2. Pick the low-hanging fruit — ideas like preferred parking for hybrids, laying conduit in the parking lot to pull wires in the future for plug-in hybrids, use of energy-efficient lighting, capturing rainwater on site to avoid costly concrete retaining vaults, and use of sustainable materials (carpets, bamboo, recycled rubber flooring) when possible;
3. Build a really tight building envelope — this keeps heated/cooled air you paid to create in the building where it belongs;
4. Look very carefully at the cost/benefit analysis for components and systems — some ideas that seem good on their face simply donít pay off; and
5. Use the ideas and tools of sustainable development to inform the manufacturing and office operations.
These guidelines are relevant to any redevelopment of existing buildings in your community.
“The Energy-Efficiency Financial Incentives” roundtable at the expo also offered valuable information on new programs that are currently available in Chicago to make business more energy-efficient and are likely to be replicated in other cities.
Katie McClain, Chicago city director for the Clinton Climate Initiative, discussed how the Initiative is working with building owners to retrofit existing buildings to save energy and money at no-up costs to the owners. The initiative has retained 10 energy engineering firms to do assessments and recommend improvements with guaranteed savings. Those savings can then be used to directly pay back market-rate bank loans that will be made available to owners to implement those recommendations.
Ed Sitar, economic development manager for ComEd, announced their new program to provide more than $200 million over the next three years in cash incentives to encourage business owners to invest in more efficient equipment and systems.
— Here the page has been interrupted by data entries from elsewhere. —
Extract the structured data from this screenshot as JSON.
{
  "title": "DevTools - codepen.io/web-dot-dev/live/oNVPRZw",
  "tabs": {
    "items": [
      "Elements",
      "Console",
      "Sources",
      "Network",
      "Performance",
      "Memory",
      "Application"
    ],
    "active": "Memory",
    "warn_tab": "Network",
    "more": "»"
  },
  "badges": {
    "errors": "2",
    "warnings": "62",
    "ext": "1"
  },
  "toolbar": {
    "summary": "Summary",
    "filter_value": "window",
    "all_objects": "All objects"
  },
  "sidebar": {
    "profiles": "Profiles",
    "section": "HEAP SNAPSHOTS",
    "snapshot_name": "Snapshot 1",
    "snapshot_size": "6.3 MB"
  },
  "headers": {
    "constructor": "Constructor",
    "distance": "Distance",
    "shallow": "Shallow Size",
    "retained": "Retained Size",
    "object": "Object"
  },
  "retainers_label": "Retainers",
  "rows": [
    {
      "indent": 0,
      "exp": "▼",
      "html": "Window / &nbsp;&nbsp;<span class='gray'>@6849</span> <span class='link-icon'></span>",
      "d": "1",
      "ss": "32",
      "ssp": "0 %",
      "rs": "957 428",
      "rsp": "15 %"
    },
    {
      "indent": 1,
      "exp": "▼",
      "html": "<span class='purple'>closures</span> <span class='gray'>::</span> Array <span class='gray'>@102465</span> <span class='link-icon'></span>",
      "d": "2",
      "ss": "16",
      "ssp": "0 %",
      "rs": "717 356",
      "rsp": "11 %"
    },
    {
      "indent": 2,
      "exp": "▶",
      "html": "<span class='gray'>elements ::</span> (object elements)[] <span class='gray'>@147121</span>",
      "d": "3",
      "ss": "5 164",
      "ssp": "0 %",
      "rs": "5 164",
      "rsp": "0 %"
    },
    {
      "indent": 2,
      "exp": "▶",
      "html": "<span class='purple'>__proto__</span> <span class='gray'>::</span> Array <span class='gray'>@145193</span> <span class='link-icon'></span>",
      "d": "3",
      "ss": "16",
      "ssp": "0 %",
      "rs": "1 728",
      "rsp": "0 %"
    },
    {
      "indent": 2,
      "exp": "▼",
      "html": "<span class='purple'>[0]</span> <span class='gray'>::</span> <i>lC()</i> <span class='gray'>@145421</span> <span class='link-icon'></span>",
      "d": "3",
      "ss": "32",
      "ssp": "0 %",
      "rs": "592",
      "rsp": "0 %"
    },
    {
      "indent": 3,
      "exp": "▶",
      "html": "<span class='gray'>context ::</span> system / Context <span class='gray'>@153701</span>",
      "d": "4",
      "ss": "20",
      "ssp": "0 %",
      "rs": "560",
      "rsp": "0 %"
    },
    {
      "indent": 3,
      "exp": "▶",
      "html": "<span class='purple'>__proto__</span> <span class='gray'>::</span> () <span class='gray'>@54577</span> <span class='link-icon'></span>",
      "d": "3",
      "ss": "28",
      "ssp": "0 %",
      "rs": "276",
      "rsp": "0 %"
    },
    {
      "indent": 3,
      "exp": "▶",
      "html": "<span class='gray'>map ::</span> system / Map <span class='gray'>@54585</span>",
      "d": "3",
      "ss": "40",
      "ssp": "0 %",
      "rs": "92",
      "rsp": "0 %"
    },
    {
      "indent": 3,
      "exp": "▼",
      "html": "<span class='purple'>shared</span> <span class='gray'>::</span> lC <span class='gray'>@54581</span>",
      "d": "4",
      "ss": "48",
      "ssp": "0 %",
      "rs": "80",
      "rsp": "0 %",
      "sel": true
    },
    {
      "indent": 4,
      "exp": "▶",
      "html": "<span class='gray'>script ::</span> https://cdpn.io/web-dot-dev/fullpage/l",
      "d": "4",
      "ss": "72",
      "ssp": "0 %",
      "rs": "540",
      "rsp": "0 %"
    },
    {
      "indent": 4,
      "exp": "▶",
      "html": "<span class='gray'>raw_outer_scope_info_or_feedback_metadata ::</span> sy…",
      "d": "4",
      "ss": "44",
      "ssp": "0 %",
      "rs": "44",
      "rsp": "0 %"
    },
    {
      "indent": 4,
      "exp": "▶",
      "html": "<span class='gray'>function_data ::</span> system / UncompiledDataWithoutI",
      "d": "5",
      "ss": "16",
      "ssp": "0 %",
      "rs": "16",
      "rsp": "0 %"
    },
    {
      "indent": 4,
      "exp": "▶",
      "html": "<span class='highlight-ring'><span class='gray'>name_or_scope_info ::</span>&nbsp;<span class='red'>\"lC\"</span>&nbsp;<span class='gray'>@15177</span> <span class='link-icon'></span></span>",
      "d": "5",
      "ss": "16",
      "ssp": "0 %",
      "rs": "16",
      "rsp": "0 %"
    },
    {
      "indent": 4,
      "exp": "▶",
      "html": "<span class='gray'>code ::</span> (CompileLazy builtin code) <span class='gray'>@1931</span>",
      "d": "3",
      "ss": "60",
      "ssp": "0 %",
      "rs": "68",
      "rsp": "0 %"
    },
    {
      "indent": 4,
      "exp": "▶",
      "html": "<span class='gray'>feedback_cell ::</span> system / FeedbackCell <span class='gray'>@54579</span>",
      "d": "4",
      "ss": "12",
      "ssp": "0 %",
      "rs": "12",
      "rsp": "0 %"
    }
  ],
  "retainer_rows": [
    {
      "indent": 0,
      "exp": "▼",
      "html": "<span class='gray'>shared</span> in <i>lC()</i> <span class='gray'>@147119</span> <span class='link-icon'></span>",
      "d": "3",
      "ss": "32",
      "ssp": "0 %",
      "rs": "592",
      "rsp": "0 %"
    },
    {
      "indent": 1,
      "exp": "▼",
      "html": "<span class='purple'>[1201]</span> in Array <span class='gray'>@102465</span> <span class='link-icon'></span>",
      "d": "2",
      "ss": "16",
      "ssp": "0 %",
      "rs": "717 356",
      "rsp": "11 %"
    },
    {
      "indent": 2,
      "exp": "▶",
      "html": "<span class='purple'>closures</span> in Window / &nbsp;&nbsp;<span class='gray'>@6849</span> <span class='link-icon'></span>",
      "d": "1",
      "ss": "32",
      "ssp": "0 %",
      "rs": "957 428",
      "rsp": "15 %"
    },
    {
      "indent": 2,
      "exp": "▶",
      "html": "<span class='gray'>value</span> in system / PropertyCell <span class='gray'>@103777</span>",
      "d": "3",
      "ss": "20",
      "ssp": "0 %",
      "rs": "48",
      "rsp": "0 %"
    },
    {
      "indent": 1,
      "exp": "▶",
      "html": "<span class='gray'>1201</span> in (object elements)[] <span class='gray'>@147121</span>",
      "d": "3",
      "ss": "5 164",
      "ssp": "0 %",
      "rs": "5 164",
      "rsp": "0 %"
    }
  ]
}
Customers can now receive up to $100,000 in incentives per facility through May 31, 2009 on a first-come, first-served basis. Many electric utilities throughout the U.S. are now offering or designing similar programs.
Mayor Daley was the keynote speaker at the expo and spoke with passion about his vision to make Chicago one of the greenest cities in the country. He welcomed the business interest in sustainable development and noted that we must start training our workforce for green technology, saying “Green development must come with job training.”
This leads to the final convergence as Van Jones, founder and president of Green For All, brought his message to three events in Chicago during the last week of June and shared his vision of a national movement to build a green economy strong enough to lift people out of poverty. It was a personal and professional privilege to meet Van and to have the opportunity for him to interact with members of the Chicagoland Green Collar Jobs Initiative.
A few sentences here will not do justice to our common mission to embrace green as a local economic and employment development strategy. So check out Van’s interview on Public Television’s Chicago Tonight.
About the author more ¬Ľ
Ted Wysocki is the CEO of the Institute of Cultural Affairs (ICA)-USA, whose mission is to "Build a Just and Equitable Society in Harmony with Planet Earth.‚ÄĚ Their website is www.ICA-USA.org. Ted launched his U2Cando blog and consulting practice in 2014 based on his 40+ years of community development experience. Ted was CEO of the Local Economic & Employment Development Council, now North Branch Works, in Chicago for 12 years. Previously, he was CEO of the Chicago Association of Neighborhood Development Organizations (CANDO) for 17 years. He started his community development career in 1974 with Gale Cincotta, the mother of the Community Reinvestment Act. Ted is a director emeritus of the National Community Reinvestment Coalition.